15. See Barack Obama, “Remarks by the President at 60th Anniversary of the Korean War Armistice,” July 27, 2013, Office of the Press Secretary, www.whitehouse.gov/the-press-office/2013/07/27/remarks-president-60th-anniversary-korean-war-armistice.
16. Daniel Widener, “Seoul City Sue and the Bugout Blues: Black American Narratives of the Forgotten War,” in Afro Asia: Revolutionary Political and Cultural Connections between African Americans and Asian Americans, ed. Fred Ho and Bill Mullen (Durham, NC: Duke University Press, 2008), 78.
17. Bruce Cumings, War and Television (London: Verso, 1992), 215; see also Sahr Conway-Lanz, Collateral Damage: Americans, Noncombatant Immunity, and Atrocity after World War II (New York: Routledge, 2006), 20.
18. Chris Marker, Coréennes, trans. Brian Holmes (1959; Columbus, OH: Wexner Center for the Arts, 2009), https://chrismarker.org/coreennes-english-text.
19. Lisa Lowe, The Intimacies of Four Continents (Durham, NC: Duke University Press, 2015), 107.
20. Toni Morrison, “In Toni Morrison’s ‘Home,’ Soldier Fights War Abroad, Racism at Home,” interview by Jeffrey Brown, PBS News Hour, May 29, 2012, www.pbs.org/newshour/show/in-toni-morrison-s-home-soldier-fights-war-racism.
21. Ralph Ellison, “Airman Novel,” Box 115, Folder 1, ms. and ts., Papers of Ralph Ellison, Library of Congress, Washington, DC.
22. The phrase “race-radical” is Jodi Melamed’s. See Jodi Melamed, Represent and Destroy: Rationalizing Violence in the New Racial Capitalism (Minneapolis: University of Minnesota Press, 2011), xix.
23. Harold Black and Marvin J. Labes, “Guerrilla Warfare: An Analogy to Police-Criminal Interaction,” American Journal of Orthopsychiatry 37, no. 4 (1967): 666–70.
24. D. Marvin Jones, Dangerous Spaces: Beyond the Racial Profile (Santa Barbara, CA: Praeger, 2016), 41.
25. Patrisse Khan-Cullors and Asha Bandele, When They Call You a Terrorist: A Black Lives Matter Memoir (New York: St. Martin’s, 2017), 134.

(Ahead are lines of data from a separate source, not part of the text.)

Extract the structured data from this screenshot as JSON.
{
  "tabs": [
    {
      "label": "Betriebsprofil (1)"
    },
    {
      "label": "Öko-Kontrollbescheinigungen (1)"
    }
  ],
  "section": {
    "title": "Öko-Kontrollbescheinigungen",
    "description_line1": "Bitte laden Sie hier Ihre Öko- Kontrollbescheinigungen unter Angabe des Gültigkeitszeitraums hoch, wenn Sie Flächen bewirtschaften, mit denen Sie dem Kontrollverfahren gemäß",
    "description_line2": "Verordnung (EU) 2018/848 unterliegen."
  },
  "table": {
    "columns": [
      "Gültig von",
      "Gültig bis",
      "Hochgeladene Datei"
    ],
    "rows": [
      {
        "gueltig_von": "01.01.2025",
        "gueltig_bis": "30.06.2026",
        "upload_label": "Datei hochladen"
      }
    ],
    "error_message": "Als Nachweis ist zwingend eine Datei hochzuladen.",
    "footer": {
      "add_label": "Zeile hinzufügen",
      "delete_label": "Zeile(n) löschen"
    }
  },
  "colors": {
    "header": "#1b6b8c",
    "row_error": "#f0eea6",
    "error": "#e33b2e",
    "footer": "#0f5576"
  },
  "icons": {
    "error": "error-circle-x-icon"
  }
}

26. Brandon C. Davis, “Defending the Nation, Protecting the Land: Emergency Powers and the Militarization of American Public Lands,” in Proving Grounds: Militarized Landscapes, Weapons Testing, and the Environmental Impact of U.S. Bases, ed. Edward A. Martini (Seattle: University of Washington Press, 2015), 35.
27. See LaDuke, Militarization of Indian Country, 37.
28. See Traci Brynne Voyles, Wastelanding: Legacies of Uranium Mining in Navajo Country (Minneapolis: University of Minnesota Press, 2015), 7.